(Excerpts from a dataset)
· · · ·

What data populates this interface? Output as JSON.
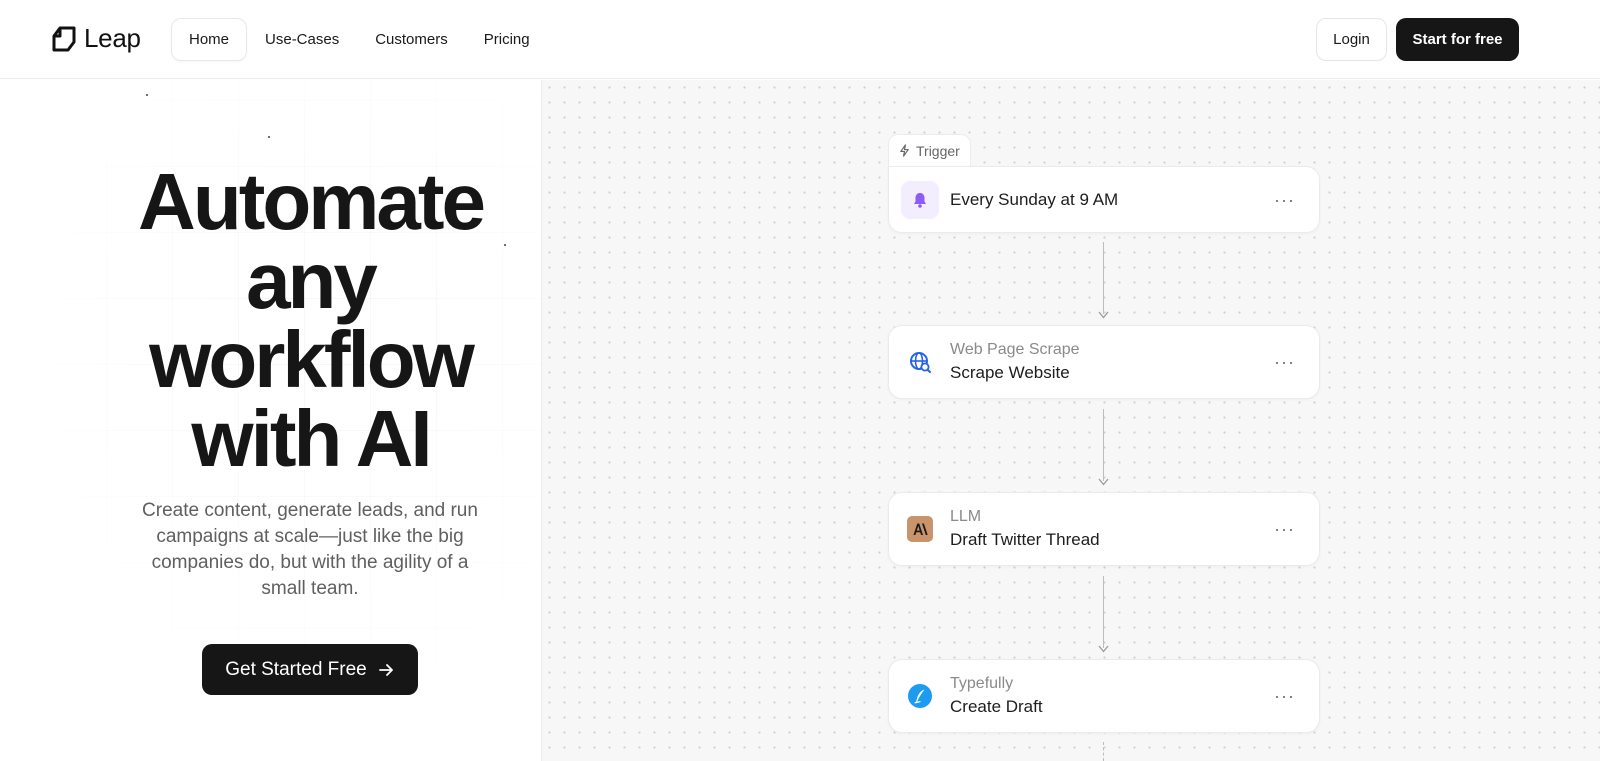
{
  "header": {
    "brand": "Leap",
    "nav": [
      {
        "label": "Home",
        "active": true
      },
      {
        "label": "Use-Cases",
        "active": false
      },
      {
        "label": "Customers",
        "active": false
      },
      {
        "label": "Pricing",
        "active": false
      }
    ],
    "login_label": "Login",
    "start_label": "Start for free"
  },
  "hero": {
    "headline_lines": [
      "Automate",
      "any",
      "workflow",
      "with AI"
    ],
    "subhead": "Create content, generate leads, and run campaigns at scale—just like the big companies do, but with the agility of a small team.",
    "cta_label": "Get Started Free"
  },
  "workflow": {
    "trigger_tab": "Trigger",
    "nodes": [
      {
        "type": "",
        "title": "Every Sunday at 9 AM",
        "icon": "bell-icon",
        "accent": "#8b5cf6"
      },
      {
        "type": "Web Page Scrape",
        "title": "Scrape Website",
        "icon": "globe-search-icon",
        "accent": "#2563eb"
      },
      {
        "type": "LLM",
        "title": "Draft Twitter Thread",
        "icon": "anthropic-icon",
        "accent": "#c9946a"
      },
      {
        "type": "Typefully",
        "title": "Create Draft",
        "icon": "typefully-icon",
        "accent": "#1d9bf0"
      }
    ],
    "menu_glyph": "···"
  },
  "colors": {
    "primary_dark": "#161616",
    "canvas_bg": "#f7f7f7",
    "muted_text": "#5f5f5f"
  }
}
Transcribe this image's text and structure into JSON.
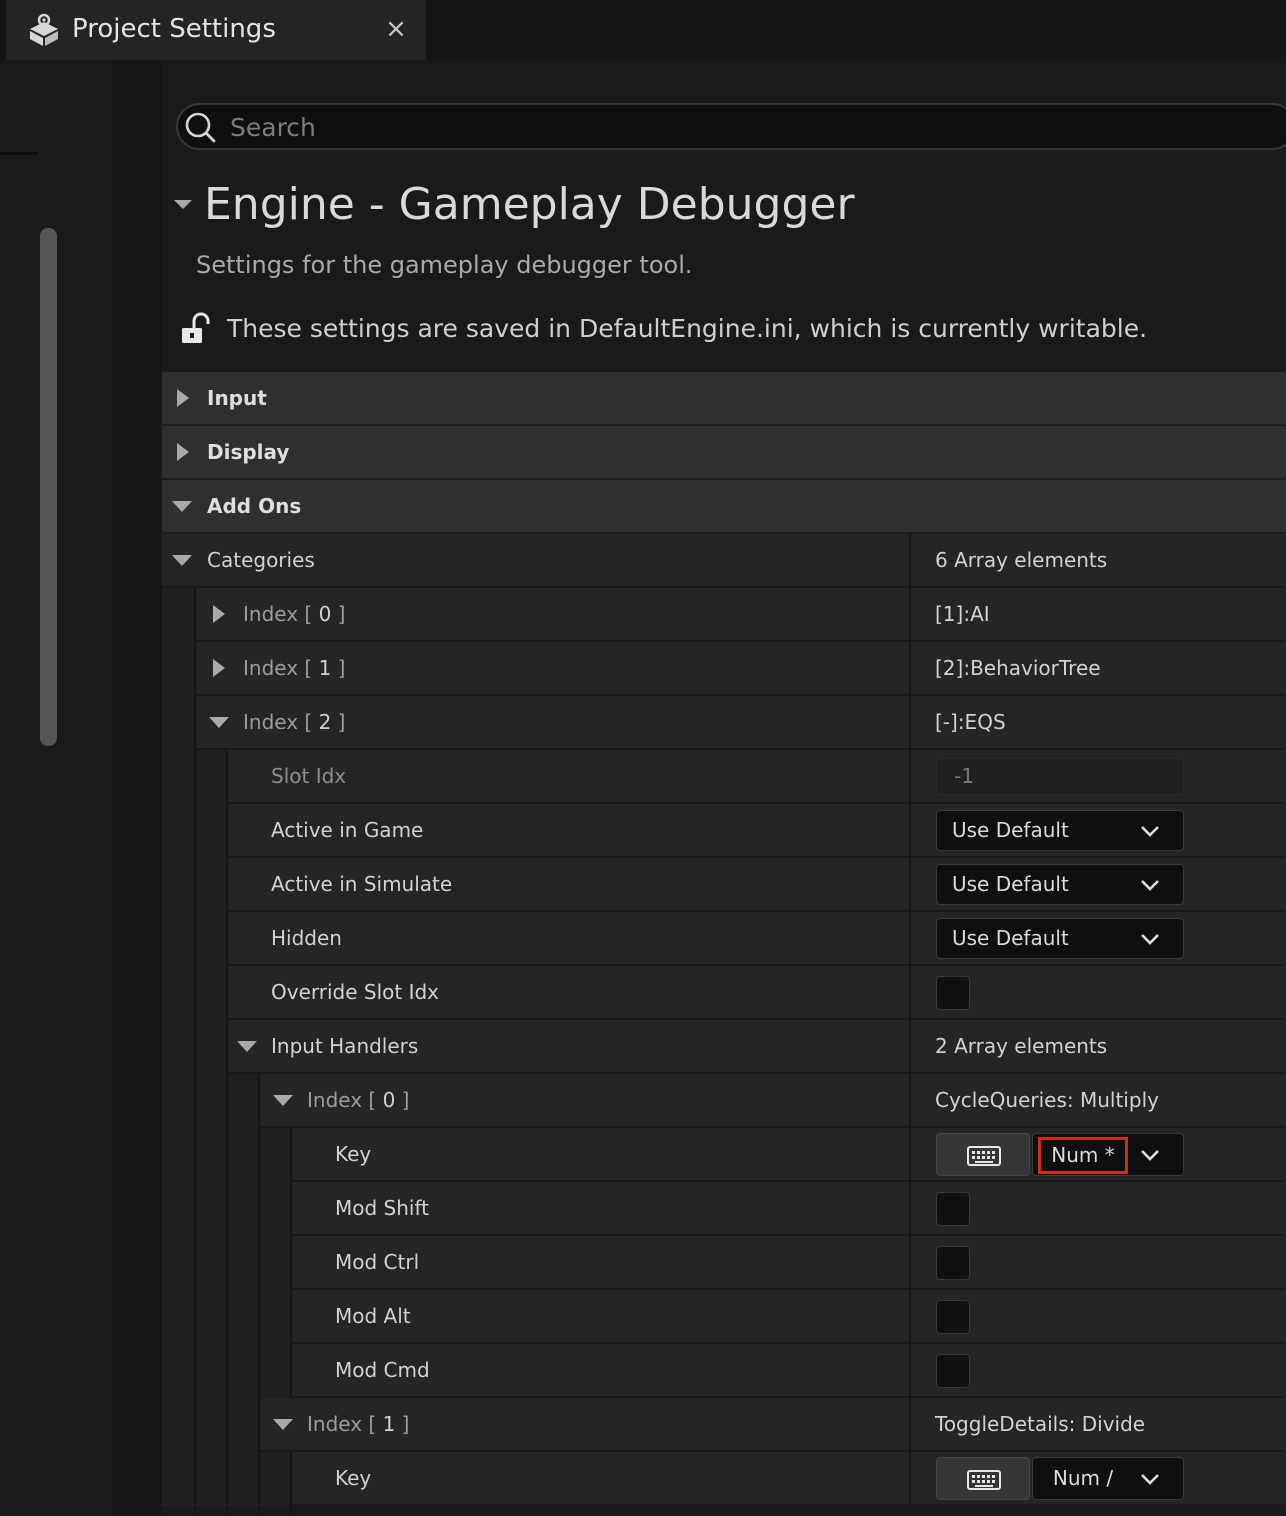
{
  "tab": {
    "title": "Project Settings",
    "close_glyph": "×",
    "icon": "settings-cube-icon"
  },
  "search": {
    "placeholder": "Search",
    "value": ""
  },
  "section": {
    "title": "Engine - Gameplay Debugger",
    "description": "Settings for the gameplay debugger tool.",
    "save_info": "These settings are saved in DefaultEngine.ini, which is currently writable."
  },
  "categories": {
    "input": "Input",
    "display": "Display",
    "addons": "Add Ons"
  },
  "rows": {
    "categories_label": "Categories",
    "categories_value": "6 Array elements",
    "index0_value": "[1]:AI",
    "index1_value": "[2]:BehaviorTree",
    "index2_value": "[-]:EQS",
    "slot_idx_label": "Slot Idx",
    "slot_idx_value": "-1",
    "active_in_game_label": "Active in Game",
    "active_in_game_value": "Use Default",
    "active_in_simulate_label": "Active in Simulate",
    "active_in_simulate_value": "Use Default",
    "hidden_label": "Hidden",
    "hidden_value": "Use Default",
    "override_slot_idx_label": "Override Slot Idx",
    "input_handlers_label": "Input Handlers",
    "input_handlers_value": "2 Array elements",
    "handler0_value": "CycleQueries: Multiply",
    "handler1_value": "ToggleDetails: Divide",
    "key_label": "Key",
    "handler0_key": "Num *",
    "handler1_key": "Num /",
    "mod_shift_label": "Mod Shift",
    "mod_ctrl_label": "Mod Ctrl",
    "mod_alt_label": "Mod Alt",
    "mod_cmd_label": "Mod Cmd"
  },
  "index_labels": {
    "prefix": "Index [",
    "suffix": "]",
    "i0": "0",
    "i1": "1",
    "i2": "2"
  },
  "colors": {
    "key_highlight": "#d12b1b",
    "category_bg": "#2f2f2f",
    "row_bg": "#252525"
  }
}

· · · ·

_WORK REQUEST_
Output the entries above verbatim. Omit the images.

_YOUR RESPONSE_
What data populates this interface? Output as JSON.
{
  "header": {
    "brand": "Leap",
    "nav": [
      {
        "label": "Home",
        "active": true
      },
      {
        "label": "Use-Cases",
        "active": false
      },
      {
        "label": "Customers",
        "active": false
      },
      {
        "label": "Pricing",
        "active": false
      }
    ],
    "login_label": "Login",
    "start_label": "Start for free"
  },
  "hero": {
    "headline_lines": [
      "Automate",
      "any",
      "workflow",
      "with AI"
    ],
    "subhead": "Create content, generate leads, and run campaigns at scale—just like the big companies do, but with the agility of a small team.",
    "cta_label": "Get Started Free"
  },
  "workflow": {
    "trigger_tab": "Trigger",
    "nodes": [
      {
        "type": "",
        "title": "Every Sunday at 9 AM",
        "icon": "bell-icon",
        "accent": "#8b5cf6"
      },
      {
        "type": "Web Page Scrape",
        "title": "Scrape Website",
        "icon": "globe-search-icon",
        "accent": "#2563eb"
      },
      {
        "type": "LLM",
        "title": "Draft Twitter Thread",
        "icon": "anthropic-icon",
        "accent": "#c9946a"
      },
      {
        "type": "Typefully",
        "title": "Create Draft",
        "icon": "typefully-icon",
        "accent": "#1d9bf0"
      }
    ],
    "menu_glyph": "···"
  },
  "colors": {
    "primary_dark": "#161616",
    "canvas_bg": "#f7f7f7",
    "muted_text": "#5f5f5f"
  }
}
Transcribe this image's text and structure into JSON.
{
  "tab": {
    "title": "Project Settings",
    "close_glyph": "×",
    "icon": "settings-cube-icon"
  },
  "search": {
    "placeholder": "Search",
    "value": ""
  },
  "section": {
    "title": "Engine - Gameplay Debugger",
    "description": "Settings for the gameplay debugger tool.",
    "save_info": "These settings are saved in DefaultEngine.ini, which is currently writable."
  },
  "categories": {
    "input": "Input",
    "display": "Display",
    "addons": "Add Ons"
  },
  "rows": {
    "categories_label": "Categories",
    "categories_value": "6 Array elements",
    "index0_value": "[1]:AI",
    "index1_value": "[2]:BehaviorTree",
    "index2_value": "[-]:EQS",
    "slot_idx_label": "Slot Idx",
    "slot_idx_value": "-1",
    "active_in_game_label": "Active in Game",
    "active_in_game_value": "Use Default",
    "active_in_simulate_label": "Active in Simulate",
    "active_in_simulate_value": "Use Default",
    "hidden_label": "Hidden",
    "hidden_value": "Use Default",
    "override_slot_idx_label": "Override Slot Idx",
    "input_handlers_label": "Input Handlers",
    "input_handlers_value": "2 Array elements",
    "handler0_value": "CycleQueries: Multiply",
    "handler1_value": "ToggleDetails: Divide",
    "key_label": "Key",
    "handler0_key": "Num *",
    "handler1_key": "Num /",
    "mod_shift_label": "Mod Shift",
    "mod_ctrl_label": "Mod Ctrl",
    "mod_alt_label": "Mod Alt",
    "mod_cmd_label": "Mod Cmd"
  },
  "index_labels": {
    "prefix": "Index [",
    "suffix": "]",
    "i0": "0",
    "i1": "1",
    "i2": "2"
  },
  "colors": {
    "key_highlight": "#d12b1b",
    "category_bg": "#2f2f2f",
    "row_bg": "#252525"
  }
}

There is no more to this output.